- Bloody diarrhea.
- Throwing up.
- Severe diarrhea.
- Change in eyesight, eye pain, or very bad eye irritation.
- Mouth irritation or mouth sores.
- Fever, chills, or sore throat; any unexplained bruising or bleeding; or feeling very tired or weak.
All drugs may cause side effects. However, many people have no side effects or only have minor side effects. Call your doctor or get medical help if any of these side effects or any other side effects bother you or do not go away:
- Change in skin color.
- Most people using this drug get skin reactions where this drug is used. These reactions include burning, dryness, irritation, redness, pain, and swelling. Irritation may last for 2 weeks or longer after you stop using this drug. Call your doctor if you get a skin reaction that bothers you.
These are not all of the side effects that may occur. If you have questions about side effects, call your doctor. Call your doctor for medical advice about side effects.
You may report side effects to your national health agency.
Use this drug as ordered by your doctor. Read all information given to you. Follow all instructions closely.
- Do not take this drug by mouth. Use on your skin only. Keep out of your mouth, nose, and eyes (may burn).
- Do not let this drug build up in the skin folds around your eyes, nose, or mouth.
- If you get this drug in any of these areas, rinse well with water.
- Wash your hands before and after use. If your hand is the treated area, do not wash your hand after use.
- Clean affected part before use. Make sure to dry well.
- Wait 10 minutes after washing affected part before putting drug on skin.
- Put a thin layer on the affected skin and rub in gently.
- Do not use coverings (bandages, dressings) unless told to do so by the doctor.
- Do not put on cuts, scrapes, eczema, or damaged skin.
- Do not put on healthy skin.
- Do not let the skin where this drug was used touch anyone else’s skin after you have used this drug.
- Put on a missed dose as soon as you think about it.
- If it is close to the time for your next dose, skip the missed dose and go back to your normal time.
- Do not put on 2 doses at the same time or extra doses.
- Store at room temperature.
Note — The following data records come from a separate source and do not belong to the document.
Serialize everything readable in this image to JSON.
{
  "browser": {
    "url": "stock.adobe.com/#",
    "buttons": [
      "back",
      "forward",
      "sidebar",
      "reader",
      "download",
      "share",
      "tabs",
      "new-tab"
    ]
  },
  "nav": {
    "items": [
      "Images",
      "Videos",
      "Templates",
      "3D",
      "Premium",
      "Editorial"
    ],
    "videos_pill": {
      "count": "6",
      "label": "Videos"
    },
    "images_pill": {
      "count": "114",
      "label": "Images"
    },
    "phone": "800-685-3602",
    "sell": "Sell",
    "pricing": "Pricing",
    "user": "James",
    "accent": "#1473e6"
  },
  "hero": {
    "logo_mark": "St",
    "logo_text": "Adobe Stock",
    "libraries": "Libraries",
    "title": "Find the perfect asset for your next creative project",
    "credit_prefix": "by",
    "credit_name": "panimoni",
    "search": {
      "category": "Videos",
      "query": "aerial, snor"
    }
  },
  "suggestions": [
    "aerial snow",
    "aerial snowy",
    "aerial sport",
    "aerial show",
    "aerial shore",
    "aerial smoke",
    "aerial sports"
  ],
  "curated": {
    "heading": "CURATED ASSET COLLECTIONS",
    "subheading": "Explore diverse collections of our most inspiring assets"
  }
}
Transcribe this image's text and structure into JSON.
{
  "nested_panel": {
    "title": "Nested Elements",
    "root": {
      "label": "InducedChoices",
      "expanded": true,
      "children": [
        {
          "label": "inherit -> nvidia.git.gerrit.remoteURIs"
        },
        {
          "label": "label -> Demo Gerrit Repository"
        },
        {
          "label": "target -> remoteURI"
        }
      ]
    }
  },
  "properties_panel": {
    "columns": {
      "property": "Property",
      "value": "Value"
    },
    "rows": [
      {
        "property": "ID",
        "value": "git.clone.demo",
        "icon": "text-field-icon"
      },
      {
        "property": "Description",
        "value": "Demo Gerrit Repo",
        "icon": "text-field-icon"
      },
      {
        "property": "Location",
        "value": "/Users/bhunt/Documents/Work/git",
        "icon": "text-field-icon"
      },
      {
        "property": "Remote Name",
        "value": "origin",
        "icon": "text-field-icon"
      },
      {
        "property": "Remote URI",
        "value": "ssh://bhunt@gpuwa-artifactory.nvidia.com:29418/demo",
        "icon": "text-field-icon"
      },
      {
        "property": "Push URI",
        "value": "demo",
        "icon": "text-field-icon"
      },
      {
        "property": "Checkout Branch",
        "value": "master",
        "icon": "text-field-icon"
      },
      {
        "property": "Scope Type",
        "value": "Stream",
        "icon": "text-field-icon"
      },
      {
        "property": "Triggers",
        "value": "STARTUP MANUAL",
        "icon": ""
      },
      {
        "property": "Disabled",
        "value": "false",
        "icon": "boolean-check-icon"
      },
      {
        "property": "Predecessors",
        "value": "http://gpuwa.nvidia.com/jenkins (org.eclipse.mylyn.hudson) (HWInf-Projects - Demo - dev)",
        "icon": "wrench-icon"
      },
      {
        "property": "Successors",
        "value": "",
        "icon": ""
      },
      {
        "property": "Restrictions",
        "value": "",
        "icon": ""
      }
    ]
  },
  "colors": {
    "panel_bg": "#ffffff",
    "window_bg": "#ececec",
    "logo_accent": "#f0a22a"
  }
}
Do not freeze.
- Store in a dry place. Do not store in a bathroom.
- Keep all drugs in a safe place. Keep all drugs out of the reach of children and pets.
- Throw away unused or expired drugs. Do not flush down a toilet or pour down a drain unless you are told to do so. Check with your pharmacist if you have questions about the best way to throw out drugs. There may be drug take-back programs in your area.
- If your symptoms or health problems do not get better or if they become worse, call your doctor.
- Do not share your drugs with others and do not take anyone else’s drugs.
- Some drugs may have another patient information leaflet. If you have any questions about this drug, please talk with your doctor, nurse, pharmacist, or other health care provider.
- Some drugs may have another patient information leaflet. Check with your pharmacist. If you have any questions about this drug, please talk with your doctor, nurse, pharmacist, or other health care provider.
- If you think there has been an overdose, call your poison control center or get medical care right away. Be ready to tell or show what was taken, how much, and when it happened.
This information should not be used to decide whether or not to take this medicine or any other medicine. Only the healthcare provider has the knowledge and training to decide which medicines are right for a specific patient. This information does not endorse any medicine as safe, effective, or approved for treating any patient or health condition. This is only a brief summary of general information about this medicine. It does NOT include all information about the possible uses, directions, warnings, precautions, interactions, adverse effects, or risks that may apply to this medicine. This information is not specific medical advice and does not replace information you receive from the healthcare provider. You must talk with the healthcare provider for complete information about the risks and benefits of using this medicine. The use of this information is governed by the Lexicomp End User License Agreement, available at https://www.wolterskluwer.com/en/solutions/lexicomp/about/eula.
© 2021 UpToDate, Inc. and its affiliates and/or licensors. All rights reserved.